> WHAT THE EXERCISE ASKS:
What is the number of lines in the data below that contain "captainLink"? Reply with the number only.

> DATASET:
►

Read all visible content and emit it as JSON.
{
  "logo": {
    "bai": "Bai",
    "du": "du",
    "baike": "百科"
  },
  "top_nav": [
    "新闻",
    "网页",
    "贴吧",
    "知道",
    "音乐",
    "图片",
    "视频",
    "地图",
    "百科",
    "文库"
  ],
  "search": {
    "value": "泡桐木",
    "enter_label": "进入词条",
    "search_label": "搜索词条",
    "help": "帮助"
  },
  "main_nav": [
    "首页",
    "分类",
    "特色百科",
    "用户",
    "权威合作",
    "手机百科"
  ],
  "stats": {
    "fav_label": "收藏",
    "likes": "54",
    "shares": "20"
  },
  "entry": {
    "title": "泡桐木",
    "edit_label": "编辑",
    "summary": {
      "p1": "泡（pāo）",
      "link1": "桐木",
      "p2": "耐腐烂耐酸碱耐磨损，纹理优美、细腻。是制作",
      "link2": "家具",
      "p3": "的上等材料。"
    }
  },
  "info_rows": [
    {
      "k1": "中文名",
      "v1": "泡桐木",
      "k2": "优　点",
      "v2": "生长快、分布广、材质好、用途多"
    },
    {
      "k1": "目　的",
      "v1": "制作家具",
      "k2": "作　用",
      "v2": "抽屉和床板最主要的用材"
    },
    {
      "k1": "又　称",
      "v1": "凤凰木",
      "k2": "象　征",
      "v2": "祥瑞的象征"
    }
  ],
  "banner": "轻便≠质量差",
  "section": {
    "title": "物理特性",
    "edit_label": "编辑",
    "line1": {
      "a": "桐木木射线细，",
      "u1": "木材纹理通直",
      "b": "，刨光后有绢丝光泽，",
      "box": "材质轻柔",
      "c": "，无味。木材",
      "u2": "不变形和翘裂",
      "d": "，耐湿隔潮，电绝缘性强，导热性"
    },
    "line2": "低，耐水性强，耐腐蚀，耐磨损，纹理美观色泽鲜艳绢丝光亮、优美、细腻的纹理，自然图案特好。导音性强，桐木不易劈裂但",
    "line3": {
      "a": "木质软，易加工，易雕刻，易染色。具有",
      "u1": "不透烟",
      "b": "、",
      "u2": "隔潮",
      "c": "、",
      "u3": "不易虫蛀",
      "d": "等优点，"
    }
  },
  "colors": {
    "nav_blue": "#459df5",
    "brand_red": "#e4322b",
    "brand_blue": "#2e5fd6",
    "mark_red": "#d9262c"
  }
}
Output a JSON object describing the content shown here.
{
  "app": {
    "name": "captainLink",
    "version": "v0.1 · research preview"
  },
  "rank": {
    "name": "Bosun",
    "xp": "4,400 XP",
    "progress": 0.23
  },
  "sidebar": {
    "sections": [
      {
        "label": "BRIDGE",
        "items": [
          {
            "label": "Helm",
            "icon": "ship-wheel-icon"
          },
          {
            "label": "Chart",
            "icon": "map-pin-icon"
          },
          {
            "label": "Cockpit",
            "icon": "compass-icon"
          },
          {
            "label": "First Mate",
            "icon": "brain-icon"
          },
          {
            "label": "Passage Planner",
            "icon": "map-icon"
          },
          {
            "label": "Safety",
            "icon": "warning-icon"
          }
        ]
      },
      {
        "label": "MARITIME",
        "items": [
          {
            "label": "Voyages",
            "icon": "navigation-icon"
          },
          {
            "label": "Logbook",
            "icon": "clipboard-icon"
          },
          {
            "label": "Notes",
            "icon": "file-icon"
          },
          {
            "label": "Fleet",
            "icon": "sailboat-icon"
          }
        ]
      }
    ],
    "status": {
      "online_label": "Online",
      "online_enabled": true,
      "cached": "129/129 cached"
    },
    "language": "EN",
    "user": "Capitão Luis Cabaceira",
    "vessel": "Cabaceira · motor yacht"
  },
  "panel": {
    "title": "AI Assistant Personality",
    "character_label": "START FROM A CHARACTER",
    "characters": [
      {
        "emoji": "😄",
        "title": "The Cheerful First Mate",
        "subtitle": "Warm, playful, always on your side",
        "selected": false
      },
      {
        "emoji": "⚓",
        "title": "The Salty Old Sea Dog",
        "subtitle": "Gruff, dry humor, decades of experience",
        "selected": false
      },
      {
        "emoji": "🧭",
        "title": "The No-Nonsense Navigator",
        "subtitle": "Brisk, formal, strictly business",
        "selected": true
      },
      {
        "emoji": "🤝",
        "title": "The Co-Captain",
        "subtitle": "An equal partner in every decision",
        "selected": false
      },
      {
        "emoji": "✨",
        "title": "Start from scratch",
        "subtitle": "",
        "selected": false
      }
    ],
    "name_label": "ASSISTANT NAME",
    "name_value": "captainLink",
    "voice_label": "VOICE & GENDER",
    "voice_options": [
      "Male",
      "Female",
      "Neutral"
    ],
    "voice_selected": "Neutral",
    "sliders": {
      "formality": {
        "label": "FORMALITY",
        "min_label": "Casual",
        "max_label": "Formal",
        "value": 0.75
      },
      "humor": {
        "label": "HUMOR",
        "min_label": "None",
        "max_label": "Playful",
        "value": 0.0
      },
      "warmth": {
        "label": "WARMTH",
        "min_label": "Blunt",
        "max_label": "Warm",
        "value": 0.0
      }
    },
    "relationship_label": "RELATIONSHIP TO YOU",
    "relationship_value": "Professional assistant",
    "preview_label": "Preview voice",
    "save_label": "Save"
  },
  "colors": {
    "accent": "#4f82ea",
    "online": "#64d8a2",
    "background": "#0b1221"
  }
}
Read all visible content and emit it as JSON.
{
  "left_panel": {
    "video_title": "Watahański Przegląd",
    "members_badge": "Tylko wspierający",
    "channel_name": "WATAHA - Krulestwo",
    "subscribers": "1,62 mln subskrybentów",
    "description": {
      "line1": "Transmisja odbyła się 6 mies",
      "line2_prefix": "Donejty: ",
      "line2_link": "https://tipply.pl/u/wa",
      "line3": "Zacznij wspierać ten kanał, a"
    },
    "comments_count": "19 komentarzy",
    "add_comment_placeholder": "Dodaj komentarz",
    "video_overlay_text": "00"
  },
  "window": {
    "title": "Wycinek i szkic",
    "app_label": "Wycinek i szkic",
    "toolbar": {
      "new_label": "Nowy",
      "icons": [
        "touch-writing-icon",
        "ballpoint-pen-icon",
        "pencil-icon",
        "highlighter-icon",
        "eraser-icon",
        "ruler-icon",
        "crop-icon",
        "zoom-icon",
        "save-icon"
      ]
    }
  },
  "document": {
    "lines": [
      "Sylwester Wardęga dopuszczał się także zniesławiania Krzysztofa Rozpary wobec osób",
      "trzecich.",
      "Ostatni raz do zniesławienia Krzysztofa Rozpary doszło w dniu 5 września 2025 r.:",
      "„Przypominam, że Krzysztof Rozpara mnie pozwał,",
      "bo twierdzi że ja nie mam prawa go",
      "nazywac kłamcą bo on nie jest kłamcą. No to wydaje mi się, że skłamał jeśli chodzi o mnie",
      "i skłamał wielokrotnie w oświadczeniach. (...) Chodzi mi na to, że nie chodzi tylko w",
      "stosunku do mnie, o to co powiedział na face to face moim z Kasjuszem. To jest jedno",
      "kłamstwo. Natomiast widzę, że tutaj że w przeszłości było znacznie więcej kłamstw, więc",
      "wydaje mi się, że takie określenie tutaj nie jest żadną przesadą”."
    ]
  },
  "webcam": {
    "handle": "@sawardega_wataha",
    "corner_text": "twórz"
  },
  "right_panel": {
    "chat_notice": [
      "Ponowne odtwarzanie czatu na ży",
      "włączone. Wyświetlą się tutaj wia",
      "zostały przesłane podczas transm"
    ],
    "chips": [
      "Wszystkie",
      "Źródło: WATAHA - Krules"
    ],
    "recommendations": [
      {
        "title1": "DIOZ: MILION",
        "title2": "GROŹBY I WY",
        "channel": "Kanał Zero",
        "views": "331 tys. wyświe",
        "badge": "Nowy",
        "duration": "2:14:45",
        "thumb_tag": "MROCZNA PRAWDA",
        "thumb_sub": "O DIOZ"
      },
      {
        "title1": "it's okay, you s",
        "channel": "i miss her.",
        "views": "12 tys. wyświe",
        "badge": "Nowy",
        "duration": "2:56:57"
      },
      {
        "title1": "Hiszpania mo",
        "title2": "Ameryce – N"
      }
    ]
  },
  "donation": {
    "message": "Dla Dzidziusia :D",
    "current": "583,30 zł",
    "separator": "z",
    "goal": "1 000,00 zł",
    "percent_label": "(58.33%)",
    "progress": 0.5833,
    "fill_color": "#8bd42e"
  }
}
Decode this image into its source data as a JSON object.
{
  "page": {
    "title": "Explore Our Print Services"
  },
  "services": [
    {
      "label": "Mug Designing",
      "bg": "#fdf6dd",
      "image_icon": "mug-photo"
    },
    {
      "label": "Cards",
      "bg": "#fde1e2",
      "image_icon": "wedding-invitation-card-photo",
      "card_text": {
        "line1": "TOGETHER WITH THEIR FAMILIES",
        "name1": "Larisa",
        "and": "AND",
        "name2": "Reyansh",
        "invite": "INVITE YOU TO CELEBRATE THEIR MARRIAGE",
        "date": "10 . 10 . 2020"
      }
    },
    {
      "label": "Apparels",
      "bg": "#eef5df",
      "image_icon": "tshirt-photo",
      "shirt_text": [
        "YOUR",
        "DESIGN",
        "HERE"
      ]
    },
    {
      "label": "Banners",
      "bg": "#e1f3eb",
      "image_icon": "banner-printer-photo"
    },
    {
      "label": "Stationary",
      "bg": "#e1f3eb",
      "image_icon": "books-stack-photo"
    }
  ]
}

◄

> ANSWER SPACE:
2